• What is required:
If a record holds a picture, leave the picture out and print everything else exactly.

• Data shown:
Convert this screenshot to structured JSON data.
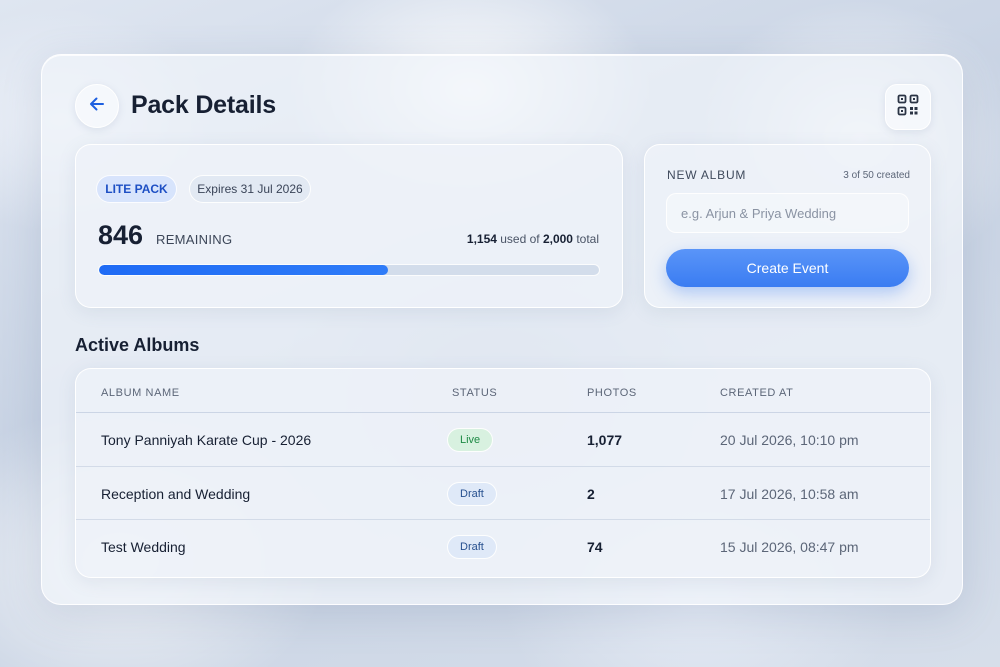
{
  "header": {
    "title": "Pack Details"
  },
  "pack": {
    "name": "LITE PACK",
    "expires": "Expires 31 Jul 2026",
    "remaining": "846",
    "remaining_label": "REMAINING",
    "used": "1,154",
    "used_of_text": " used of ",
    "total": "2,000",
    "total_suffix": " total",
    "progress_fraction": 0.577
  },
  "new_album": {
    "label": "NEW ALBUM",
    "count": "3 of 50 created",
    "placeholder": "e.g. Arjun & Priya Wedding",
    "button": "Create Event"
  },
  "albums": {
    "title": "Active Albums",
    "columns": [
      "ALBUM NAME",
      "STATUS",
      "PHOTOS",
      "CREATED AT"
    ],
    "rows": [
      {
        "name": "Tony Panniyah Karate Cup - 2026",
        "status": "Live",
        "photos": "1,077",
        "created": "20 Jul 2026, 10:10 pm"
      },
      {
        "name": "Reception and Wedding",
        "status": "Draft",
        "photos": "2",
        "created": "17 Jul 2026, 10:58 am"
      },
      {
        "name": "Test Wedding",
        "status": "Draft",
        "photos": "74",
        "created": "15 Jul 2026, 08:47 pm"
      }
    ]
  },
  "icons": {
    "back": "arrow-left-icon",
    "qr": "qr-code-icon"
  },
  "colors": {
    "accent": "#2f7cf8",
    "live": "#1e8a45",
    "draft": "#27508f"
  }
}
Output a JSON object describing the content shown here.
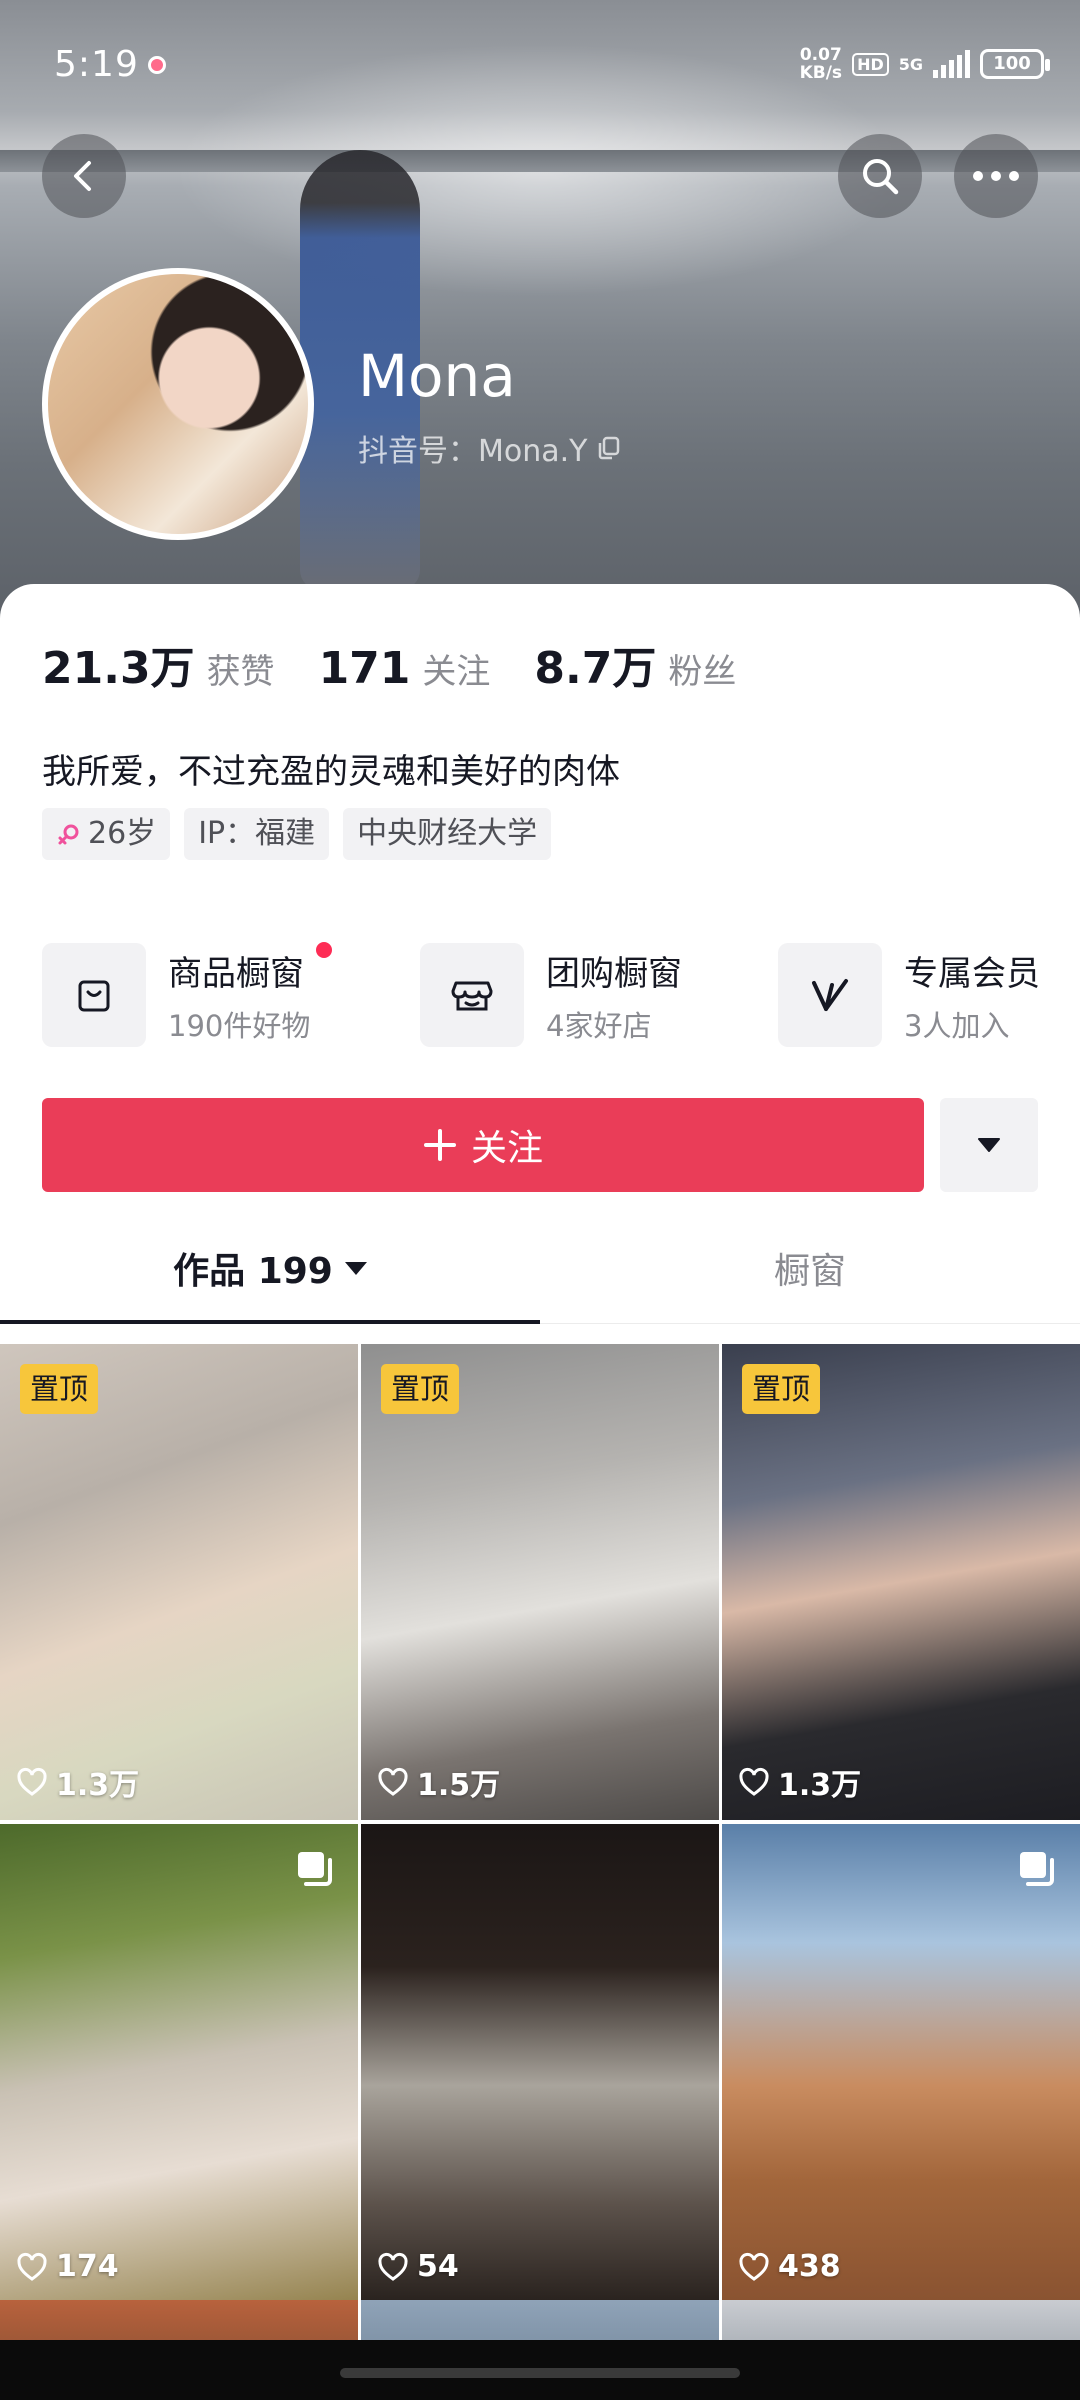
{
  "status_bar": {
    "time": "5:19",
    "net_speed_value": "0.07",
    "net_speed_unit": "KB/s",
    "hd": "HD",
    "network": "5G",
    "battery": "100"
  },
  "profile": {
    "nickname": "Mona",
    "douyin_id": "抖音号：Mona.Y"
  },
  "stats": [
    {
      "value": "21.3万",
      "label": "获赞"
    },
    {
      "value": "171",
      "label": "关注"
    },
    {
      "value": "8.7万",
      "label": "粉丝"
    }
  ],
  "bio": "我所爱，不过充盈的灵魂和美好的肉体",
  "tags": {
    "age": "26岁",
    "ip": "IP：福建",
    "school": "中央财经大学"
  },
  "features": [
    {
      "title": "商品橱窗",
      "subtitle": "190件好物",
      "icon": "bag-icon"
    },
    {
      "title": "团购橱窗",
      "subtitle": "4家好店",
      "icon": "store-icon"
    },
    {
      "title": "专属会员",
      "subtitle": "3人加入",
      "icon": "v-icon"
    }
  ],
  "follow_button": {
    "label": "关注"
  },
  "tabs": {
    "works": "作品 199",
    "showcase": "橱窗"
  },
  "posts": [
    {
      "pinned": "置顶",
      "likes": "1.3万"
    },
    {
      "pinned": "置顶",
      "likes": "1.5万"
    },
    {
      "pinned": "置顶",
      "likes": "1.3万"
    },
    {
      "likes": "174",
      "multi": true
    },
    {
      "likes": "54"
    },
    {
      "likes": "438",
      "multi": true
    }
  ],
  "colors": {
    "follow": "#ea3d58",
    "pin_badge": "#f7c63b",
    "notification_dot": "#fe2c55"
  }
}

• Completed task:
Convert this screenshot to structured JSON data.
{
  "header": {
    "title": "Pack Details"
  },
  "pack": {
    "name": "LITE PACK",
    "expires": "Expires 31 Jul 2026",
    "remaining": "846",
    "remaining_label": "REMAINING",
    "used": "1,154",
    "used_of_text": " used of ",
    "total": "2,000",
    "total_suffix": " total",
    "progress_fraction": 0.577
  },
  "new_album": {
    "label": "NEW ALBUM",
    "count": "3 of 50 created",
    "placeholder": "e.g. Arjun & Priya Wedding",
    "button": "Create Event"
  },
  "albums": {
    "title": "Active Albums",
    "columns": [
      "ALBUM NAME",
      "STATUS",
      "PHOTOS",
      "CREATED AT"
    ],
    "rows": [
      {
        "name": "Tony Panniyah Karate Cup - 2026",
        "status": "Live",
        "photos": "1,077",
        "created": "20 Jul 2026, 10:10 pm"
      },
      {
        "name": "Reception and Wedding",
        "status": "Draft",
        "photos": "2",
        "created": "17 Jul 2026, 10:58 am"
      },
      {
        "name": "Test Wedding",
        "status": "Draft",
        "photos": "74",
        "created": "15 Jul 2026, 08:47 pm"
      }
    ]
  },
  "icons": {
    "back": "arrow-left-icon",
    "qr": "qr-code-icon"
  },
  "colors": {
    "accent": "#2f7cf8",
    "live": "#1e8a45",
    "draft": "#27508f"
  }
}
Output a JSON object describing the content shown here.
{
  "status_bar": {
    "time": "5:19",
    "net_speed_value": "0.07",
    "net_speed_unit": "KB/s",
    "hd": "HD",
    "network": "5G",
    "battery": "100"
  },
  "profile": {
    "nickname": "Mona",
    "douyin_id": "抖音号：Mona.Y"
  },
  "stats": [
    {
      "value": "21.3万",
      "label": "获赞"
    },
    {
      "value": "171",
      "label": "关注"
    },
    {
      "value": "8.7万",
      "label": "粉丝"
    }
  ],
  "bio": "我所爱，不过充盈的灵魂和美好的肉体",
  "tags": {
    "age": "26岁",
    "ip": "IP：福建",
    "school": "中央财经大学"
  },
  "features": [
    {
      "title": "商品橱窗",
      "subtitle": "190件好物",
      "icon": "bag-icon"
    },
    {
      "title": "团购橱窗",
      "subtitle": "4家好店",
      "icon": "store-icon"
    },
    {
      "title": "专属会员",
      "subtitle": "3人加入",
      "icon": "v-icon"
    }
  ],
  "follow_button": {
    "label": "关注"
  },
  "tabs": {
    "works": "作品 199",
    "showcase": "橱窗"
  },
  "posts": [
    {
      "pinned": "置顶",
      "likes": "1.3万"
    },
    {
      "pinned": "置顶",
      "likes": "1.5万"
    },
    {
      "pinned": "置顶",
      "likes": "1.3万"
    },
    {
      "likes": "174",
      "multi": true
    },
    {
      "likes": "54"
    },
    {
      "likes": "438",
      "multi": true
    }
  ],
  "colors": {
    "follow": "#ea3d58",
    "pin_badge": "#f7c63b",
    "notification_dot": "#fe2c55"
  }
}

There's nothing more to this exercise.